There is a slow and steady revival of the Ladino language. But we’re at a disadvantage in that we [Sephardim] don’t have the same number of speakers, musicians and overall enthusiasts that there are in the Yiddish world. The breadth of Jewish musical creativity that was happening in the early aughts was astonishing. Klezmer music was just peaking, and while that was very inspiring, I was sad that there was no real Sephardic counterpart. That prompted me to start my own work in Ladino music. Jewish music is in such a great place, but we need more people willing to take bigger risks with Sephardic music. It’s a tricky line to walk, in that we want to preserve our culture, but we have to be careful how we put forth that culture. To keep the culture alive and breathing, we need to show new generations that this is not just for our grandparents. We need to write new music.
You also have an original album for children. Tell us about that.
The album is called “Ora de Despertar” (“Time to Wake Up”). The title is addressed to both children and adults. It’s time to wake up this tradition for children. For adults, it’s time to wake up and teach our children this culture. If we don’t do it, it will fade away. The album comes with an extensive educational packet to engage families in Sephardic music and culture. We also need to show that Sephardic culture is an essential part of Jewish culture. You just can’t separate it out; it’s part of the larger Jewish story.

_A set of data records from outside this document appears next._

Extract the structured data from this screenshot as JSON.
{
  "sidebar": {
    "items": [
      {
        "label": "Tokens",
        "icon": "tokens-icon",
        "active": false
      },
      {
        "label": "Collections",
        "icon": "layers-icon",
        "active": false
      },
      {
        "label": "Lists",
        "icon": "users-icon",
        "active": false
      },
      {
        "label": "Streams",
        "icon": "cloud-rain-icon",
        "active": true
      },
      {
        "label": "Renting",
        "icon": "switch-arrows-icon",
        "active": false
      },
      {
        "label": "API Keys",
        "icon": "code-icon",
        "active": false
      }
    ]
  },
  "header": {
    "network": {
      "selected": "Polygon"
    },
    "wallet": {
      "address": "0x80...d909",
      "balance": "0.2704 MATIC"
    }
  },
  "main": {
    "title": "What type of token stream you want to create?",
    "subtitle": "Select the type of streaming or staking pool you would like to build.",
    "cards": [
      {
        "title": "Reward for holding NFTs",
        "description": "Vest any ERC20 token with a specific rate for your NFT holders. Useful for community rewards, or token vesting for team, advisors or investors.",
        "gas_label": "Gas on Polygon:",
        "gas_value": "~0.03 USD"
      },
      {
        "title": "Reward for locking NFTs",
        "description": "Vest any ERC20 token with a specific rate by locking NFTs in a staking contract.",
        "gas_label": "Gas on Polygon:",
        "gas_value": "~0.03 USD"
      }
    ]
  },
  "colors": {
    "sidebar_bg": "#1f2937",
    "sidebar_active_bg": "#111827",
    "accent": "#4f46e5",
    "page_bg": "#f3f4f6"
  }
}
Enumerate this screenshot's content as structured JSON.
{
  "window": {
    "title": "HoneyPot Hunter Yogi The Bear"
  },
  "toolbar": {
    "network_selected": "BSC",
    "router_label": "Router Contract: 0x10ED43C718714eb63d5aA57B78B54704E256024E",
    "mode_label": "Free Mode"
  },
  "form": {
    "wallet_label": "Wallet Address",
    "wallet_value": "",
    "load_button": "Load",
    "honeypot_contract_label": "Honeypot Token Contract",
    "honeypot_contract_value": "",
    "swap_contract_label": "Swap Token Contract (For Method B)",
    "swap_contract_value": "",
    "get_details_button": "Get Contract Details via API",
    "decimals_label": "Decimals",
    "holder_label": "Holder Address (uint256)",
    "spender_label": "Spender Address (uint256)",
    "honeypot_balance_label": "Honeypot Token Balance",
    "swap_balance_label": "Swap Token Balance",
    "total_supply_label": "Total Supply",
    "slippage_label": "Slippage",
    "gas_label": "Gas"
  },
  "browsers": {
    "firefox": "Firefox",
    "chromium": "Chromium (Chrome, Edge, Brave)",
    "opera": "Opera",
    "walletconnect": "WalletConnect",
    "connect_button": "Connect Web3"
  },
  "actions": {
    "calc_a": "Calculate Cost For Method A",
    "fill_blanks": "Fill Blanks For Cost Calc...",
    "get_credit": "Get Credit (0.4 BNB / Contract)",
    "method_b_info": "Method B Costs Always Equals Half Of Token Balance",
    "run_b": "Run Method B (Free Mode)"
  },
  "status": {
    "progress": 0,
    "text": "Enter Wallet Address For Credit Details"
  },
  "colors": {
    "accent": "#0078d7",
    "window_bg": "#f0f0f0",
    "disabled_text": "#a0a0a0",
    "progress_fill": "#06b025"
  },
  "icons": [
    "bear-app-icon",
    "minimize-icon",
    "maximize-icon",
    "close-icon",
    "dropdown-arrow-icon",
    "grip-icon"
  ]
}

What does the album’s title, “Together/Endjuntos,” signify?
First, it’s a holiday album, and holidays are meant to be spent together. This is an album to be experienced as a family; all ages can enjoy it together. The second meaning is more literal, in that it shows how English and Ladino are intertwined throughout the album. It’s the first bilingual album I’ve recorded. I purposely did that so more people would be exposed to Ladino; including English makes it easier to do that. I’m not diluting Ladino—I’m giving more people access to Ladino through English. So many Jewish musicians of all stripes bring music into the mainstream. I don’t want Ladino music to be a separate entity. I want Ladino to be endjunto—together with other Jewish music. There is no reason to separate it from Jewish music in general.
What does the Jewish-Latino connection mean to you and your music?
I’m filming a documentary on Sept. 23 based on my song “Buen Shabat,” which is the most Latino piece on the album. It’s a merengue. I’m working with a salsa group to make it a full Latino-Jewish Shabbat experience. We’re planning on also doing a music video that day.
Like so many cultures in this globalized world, Sephardim are all over the world. We’re all over Latin America. So many people are unaware of Latino Jews. Or it works the other way—people assume that all Latino Jews are Sephardic. There is so much misperception of Latino Jews’ intersectionality—you can speak Spanish and be Jewish at the same time. I wanted to celebrate the universalism of all these cultures. For example, in the song “Baylamos” (“Let’s Dance”), I wanted to highlight a Bhangra Indian beat, and I worked with a community in Mumbai. Jews are universal, and I want to celebrate the togetherness of our various cultures.